That was when I came across a delightful little page on How to use a Trangia Camping Stove which informed me that, contrary to my instincts, I should just be chucking a lighted match into the little purple puddle of fuel. My cup of tea was saved! I didn't have any matches so had to use the lighted bits of paper, and a couple of minutes later my little stove was roaring away. I measured out a cupful of water into one of the saucepans, put it on to boil and covered it up with the frying pan / lid.

It took about 3-4 minutes to boil - not the fastest stove in the world but its stability does allow multi-tasking, so I could have made a start on putting up the tent while the water was boiling. At this point, most of the system was quite hot. The upper windshield, pan and lid were all too hot to touch and I needed to use the handle with them (the handle stays off until you need it). The lower windshield was cooler, but with longer cooking it too might have been too hot to touch.

I removed the lid, took the pan off the flame and dropped the closed simmer ring onto the burner - a tricky task as everything was so hot - and left the burner to cool. The cap shouldn't be screwed back onto the burner until it has cooled, otherwise the rubber seal on the cap will be damaged and you'll end up leaking meths everywhere.


I poured the water into the plastic camping mug and left my cuppa to brew for a few minutes.

Examining the bottom of the pan revealed no sooting whatsoever (sooting is frequently reported by Trangia users who don't read the instructions and burn neat meths), just a little discolouration from the heat. Jolly good.


Disaster struck when I noticed an odd phenomenon - the cup was virtually empty but I hadn't drunk anything from it. The cheapo plastic mug I'd picked up from a nearby camping shop, while nice and light, was also split down the handle and the lawn had drunk most of my lovely cuppa. Noooo....


Useful things to consider when using a Trangia.

  • Bring matches, not a lighter
  • Dilute the fuel with 10-15% water and you'll get a soot-free burn. It might help to have a measuring device. You probably want to do this on the spot rather than pre-diluting the fuel as there's very little point in lugging extra water around when it's widely available and rather heavy stuff.
  • Most of the stove will get hot. Don't touch it, and don't leave the handle on or it'll get hot too.
  • Get a decent mug.
  • Make sure you've got enough fuel in the stove before lighting it. It's dangerous to add more when the stove's lit or still hot, and you'll have to wait half an hour for it to cool down so you can top it up.
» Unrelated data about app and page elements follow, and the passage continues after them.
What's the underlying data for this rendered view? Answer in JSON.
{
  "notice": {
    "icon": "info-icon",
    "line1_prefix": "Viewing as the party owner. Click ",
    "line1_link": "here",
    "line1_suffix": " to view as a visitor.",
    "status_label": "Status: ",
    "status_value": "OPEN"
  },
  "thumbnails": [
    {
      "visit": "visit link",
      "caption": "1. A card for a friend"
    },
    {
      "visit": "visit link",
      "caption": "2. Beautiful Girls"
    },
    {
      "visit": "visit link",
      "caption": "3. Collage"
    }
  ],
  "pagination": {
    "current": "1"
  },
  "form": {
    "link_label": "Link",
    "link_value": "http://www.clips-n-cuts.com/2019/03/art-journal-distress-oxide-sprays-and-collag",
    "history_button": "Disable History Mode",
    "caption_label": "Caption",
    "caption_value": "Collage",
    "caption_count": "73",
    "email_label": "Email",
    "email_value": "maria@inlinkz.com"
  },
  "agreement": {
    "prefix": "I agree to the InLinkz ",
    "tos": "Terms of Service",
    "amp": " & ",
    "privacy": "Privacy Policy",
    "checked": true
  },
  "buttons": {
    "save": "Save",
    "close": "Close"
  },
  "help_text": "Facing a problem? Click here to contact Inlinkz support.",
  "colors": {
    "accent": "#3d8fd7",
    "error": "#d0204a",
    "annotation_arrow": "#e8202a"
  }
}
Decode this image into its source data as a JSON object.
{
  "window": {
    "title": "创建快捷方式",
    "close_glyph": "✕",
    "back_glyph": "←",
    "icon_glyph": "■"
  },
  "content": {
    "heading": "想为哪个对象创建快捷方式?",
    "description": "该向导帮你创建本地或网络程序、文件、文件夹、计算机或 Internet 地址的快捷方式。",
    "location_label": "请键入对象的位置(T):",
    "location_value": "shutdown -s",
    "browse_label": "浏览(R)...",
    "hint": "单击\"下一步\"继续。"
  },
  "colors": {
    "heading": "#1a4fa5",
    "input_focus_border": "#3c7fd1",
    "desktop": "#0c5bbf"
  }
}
So the stove works great but if anybody feels like donating one of those nice titanium camping mugs, do get in touch.

Trangia camping stove full photo set


Anonymous said...

Nice review!

One minor tip, after cooking the trangia should cool to room temp in about 2-3 minutes. Metal cools fast. So no need to wait half an hour to refill.

They are great stoves.

Hel said...

Thanks! Yes, they are great stoves. Haven't used it in a while, might have to get it out some time for a cuppa :)